Miliband said: “We have a special responsibility as hosts and we fall short of those responsibilities. I feel like it could be a key priority for the Prime Minister in a rhetorical sense to show he is ‘green’. But that is not the purpose of this conference.
For the remaining eight months, Miliband said the focus should be on four things; tell the truth about the scale of the challenge and the need for more immediate emission reductions; promote a global green recovery after the Covid-19 pandemic and underline its economic, social and environmental significance; securing hundreds of billions of pounds in support for developing countries; and a renewed diplomatic effort led by Johnson but also using other former political heavyweights and prime ministers from Gordon Brown to Theresa May.
In the Guardian last week, Alok Sharma, chairman of the UN Climate Summit Cop26, said the summit’s goal would be to put the world on track to reach net zero by 2050 and urged countries to set new, tougher emissions targets for 2030. But Miliband said that , although he welcomed the mention of more immediate action, the message did not have the “weight, amplification and priority” that it urgently needs.
“I don’t want to pretend it’s easy. The gigatons figures [predicted greenhouse gases in the atmosphere by 2030] are terrifying and demanding, but just because it’s incredibly difficult doesn’t mean you have to pretend the numbers don’t exist or that’s not what science tells us …
“This summit must keep 1.5 ° C alive … We need strong and decisive leadership and political weight to make CoP26 a success and to face the climate emergency with urgency and ambition required, and it starts at the top with Boris Johnson. “
The work has faces criticism from some of its activists and young party members who say the first radical climate jobs agenda defined under Jeremy Corbyn is largely absent from Keir Starmer’s leadership.
Last year, the Labor Party released plans for a green recovery and called for the creation of a “zero carbon youth army”Plant trees, insulate buildings and work on green technologies. But critics say that, overall, the party leadership has failed to push for a far-reaching new green deal in response to the pandemic.
However, Miliband tried to reassure his supporters – particularly the large number of young people who voted Labor in the last two general elections – that a radical climate justice agenda remains the “beating heart” of the party.

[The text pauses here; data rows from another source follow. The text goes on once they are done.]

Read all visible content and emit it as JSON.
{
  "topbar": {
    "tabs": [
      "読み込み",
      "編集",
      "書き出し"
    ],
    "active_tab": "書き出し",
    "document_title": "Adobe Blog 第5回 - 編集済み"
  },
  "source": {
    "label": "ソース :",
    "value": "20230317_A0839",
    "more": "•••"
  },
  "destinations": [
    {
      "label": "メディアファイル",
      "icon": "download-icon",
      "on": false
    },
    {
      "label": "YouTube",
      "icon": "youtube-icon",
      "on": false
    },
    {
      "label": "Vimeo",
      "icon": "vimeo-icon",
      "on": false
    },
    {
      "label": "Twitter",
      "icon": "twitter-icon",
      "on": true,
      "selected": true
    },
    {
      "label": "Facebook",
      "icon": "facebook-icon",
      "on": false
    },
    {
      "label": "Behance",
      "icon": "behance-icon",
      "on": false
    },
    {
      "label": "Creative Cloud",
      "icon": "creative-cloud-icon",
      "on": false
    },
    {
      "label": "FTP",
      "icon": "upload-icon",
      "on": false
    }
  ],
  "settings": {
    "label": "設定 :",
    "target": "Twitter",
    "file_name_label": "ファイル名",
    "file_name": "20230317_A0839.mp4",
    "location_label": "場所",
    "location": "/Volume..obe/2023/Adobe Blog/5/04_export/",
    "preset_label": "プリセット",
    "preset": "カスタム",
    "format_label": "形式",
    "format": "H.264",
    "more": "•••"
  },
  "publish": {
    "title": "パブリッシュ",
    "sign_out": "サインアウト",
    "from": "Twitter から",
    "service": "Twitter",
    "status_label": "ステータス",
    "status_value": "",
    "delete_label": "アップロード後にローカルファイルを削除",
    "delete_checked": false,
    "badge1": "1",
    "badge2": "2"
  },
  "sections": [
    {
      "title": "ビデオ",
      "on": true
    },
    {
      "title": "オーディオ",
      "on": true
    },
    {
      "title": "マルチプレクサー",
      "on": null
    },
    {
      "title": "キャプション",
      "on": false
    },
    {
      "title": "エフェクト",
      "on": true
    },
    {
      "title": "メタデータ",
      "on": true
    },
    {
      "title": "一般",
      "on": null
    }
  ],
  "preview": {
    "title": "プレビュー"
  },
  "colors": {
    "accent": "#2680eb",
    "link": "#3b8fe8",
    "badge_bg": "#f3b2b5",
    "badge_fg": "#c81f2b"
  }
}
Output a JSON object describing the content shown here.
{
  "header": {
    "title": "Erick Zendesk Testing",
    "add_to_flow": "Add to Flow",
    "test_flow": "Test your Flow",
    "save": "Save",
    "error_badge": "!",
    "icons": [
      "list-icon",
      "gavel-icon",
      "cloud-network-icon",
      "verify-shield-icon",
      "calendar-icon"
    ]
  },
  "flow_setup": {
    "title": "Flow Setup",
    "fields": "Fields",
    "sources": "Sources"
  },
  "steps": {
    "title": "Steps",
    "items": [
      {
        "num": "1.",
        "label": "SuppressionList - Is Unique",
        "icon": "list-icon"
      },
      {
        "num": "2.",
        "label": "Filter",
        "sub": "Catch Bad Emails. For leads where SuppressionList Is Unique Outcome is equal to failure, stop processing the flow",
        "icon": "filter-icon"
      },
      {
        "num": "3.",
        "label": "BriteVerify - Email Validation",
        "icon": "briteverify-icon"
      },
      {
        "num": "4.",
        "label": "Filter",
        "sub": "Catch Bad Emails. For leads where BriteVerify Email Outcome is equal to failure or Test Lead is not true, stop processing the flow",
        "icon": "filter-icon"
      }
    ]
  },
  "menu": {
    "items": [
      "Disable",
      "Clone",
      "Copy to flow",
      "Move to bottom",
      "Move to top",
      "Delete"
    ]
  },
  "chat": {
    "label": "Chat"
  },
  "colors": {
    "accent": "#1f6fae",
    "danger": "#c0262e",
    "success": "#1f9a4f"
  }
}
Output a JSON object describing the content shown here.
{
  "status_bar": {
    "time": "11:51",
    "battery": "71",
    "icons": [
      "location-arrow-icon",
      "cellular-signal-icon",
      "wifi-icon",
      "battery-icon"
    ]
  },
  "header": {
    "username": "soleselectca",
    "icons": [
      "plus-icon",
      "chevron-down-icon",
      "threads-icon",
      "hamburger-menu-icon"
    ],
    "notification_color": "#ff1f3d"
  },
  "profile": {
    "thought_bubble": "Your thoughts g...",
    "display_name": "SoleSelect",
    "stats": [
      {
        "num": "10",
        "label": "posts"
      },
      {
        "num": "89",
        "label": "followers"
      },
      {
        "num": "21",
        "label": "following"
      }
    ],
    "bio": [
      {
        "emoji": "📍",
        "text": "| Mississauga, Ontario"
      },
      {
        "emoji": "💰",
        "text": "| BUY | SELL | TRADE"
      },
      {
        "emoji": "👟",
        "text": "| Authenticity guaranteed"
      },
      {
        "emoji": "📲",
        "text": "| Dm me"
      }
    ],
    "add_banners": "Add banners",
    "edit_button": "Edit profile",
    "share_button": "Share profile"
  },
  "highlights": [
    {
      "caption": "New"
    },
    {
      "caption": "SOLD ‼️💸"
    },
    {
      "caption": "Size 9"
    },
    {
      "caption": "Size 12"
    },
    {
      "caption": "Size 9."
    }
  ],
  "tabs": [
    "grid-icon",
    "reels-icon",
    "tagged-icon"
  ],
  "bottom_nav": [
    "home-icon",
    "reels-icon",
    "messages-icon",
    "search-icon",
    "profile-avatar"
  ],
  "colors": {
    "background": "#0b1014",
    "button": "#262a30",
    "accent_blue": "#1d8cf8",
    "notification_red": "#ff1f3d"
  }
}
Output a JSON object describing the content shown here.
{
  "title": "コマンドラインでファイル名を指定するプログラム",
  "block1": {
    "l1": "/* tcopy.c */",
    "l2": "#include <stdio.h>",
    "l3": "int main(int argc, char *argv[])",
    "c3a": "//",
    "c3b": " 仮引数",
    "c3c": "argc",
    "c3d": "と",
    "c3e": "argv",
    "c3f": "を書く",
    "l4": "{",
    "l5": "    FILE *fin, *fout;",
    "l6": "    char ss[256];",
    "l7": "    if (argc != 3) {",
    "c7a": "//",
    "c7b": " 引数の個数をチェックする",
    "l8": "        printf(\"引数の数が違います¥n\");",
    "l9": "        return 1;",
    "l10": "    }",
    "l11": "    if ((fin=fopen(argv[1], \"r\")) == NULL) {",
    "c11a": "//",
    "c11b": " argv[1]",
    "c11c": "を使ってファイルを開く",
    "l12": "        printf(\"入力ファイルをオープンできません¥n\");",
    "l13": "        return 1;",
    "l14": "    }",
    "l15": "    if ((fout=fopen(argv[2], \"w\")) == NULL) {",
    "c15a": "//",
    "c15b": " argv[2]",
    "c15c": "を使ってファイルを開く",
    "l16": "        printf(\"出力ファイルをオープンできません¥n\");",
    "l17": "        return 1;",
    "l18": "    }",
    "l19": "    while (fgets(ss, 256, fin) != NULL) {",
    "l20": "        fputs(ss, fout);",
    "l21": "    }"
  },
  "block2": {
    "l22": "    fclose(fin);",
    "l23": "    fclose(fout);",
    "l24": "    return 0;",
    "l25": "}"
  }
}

“We are not giving up on the ambition of our 2019 manifesto. We are not giving up on the green new deal, which is only becoming more important in light of the Covid pandemic. “
Last week Miliband unveiled Labor plans for an “electric car revolution”In the UK, with plans to create jobs by co-financing three new battery factories, interest-free loans to make electric cars more affordable and a revamped network of charging points, although he said that he did not yet own an electric car himself.
Milliband has defended the cop tops against claims that they are just gossip. “It is a forcing mechanism … to force countries to collectively face – with all the shortcomings we have – the scale of the task we collectively face.”
And he said that despite the daunting scale of the task, he was not “fundamentally grim,” pointing to growing political will around the world, especially in the United States, where he said the ‘Biden administration, that this weekend invited 40 world leaders to a virtual summit on the climate crisis, now considered maintaining the temperature at 1.5 ° C as a “central objective”.
“The momentum for change is now unstoppable. The question is the pace of change.
He insisted that if the crisis is treated as a real emergency and urgent action ensues, there is always the possibility of creating a more equal, more sustainable and better world for future generations.
“It’s still available, but we have to continue and treat it as an emergency. “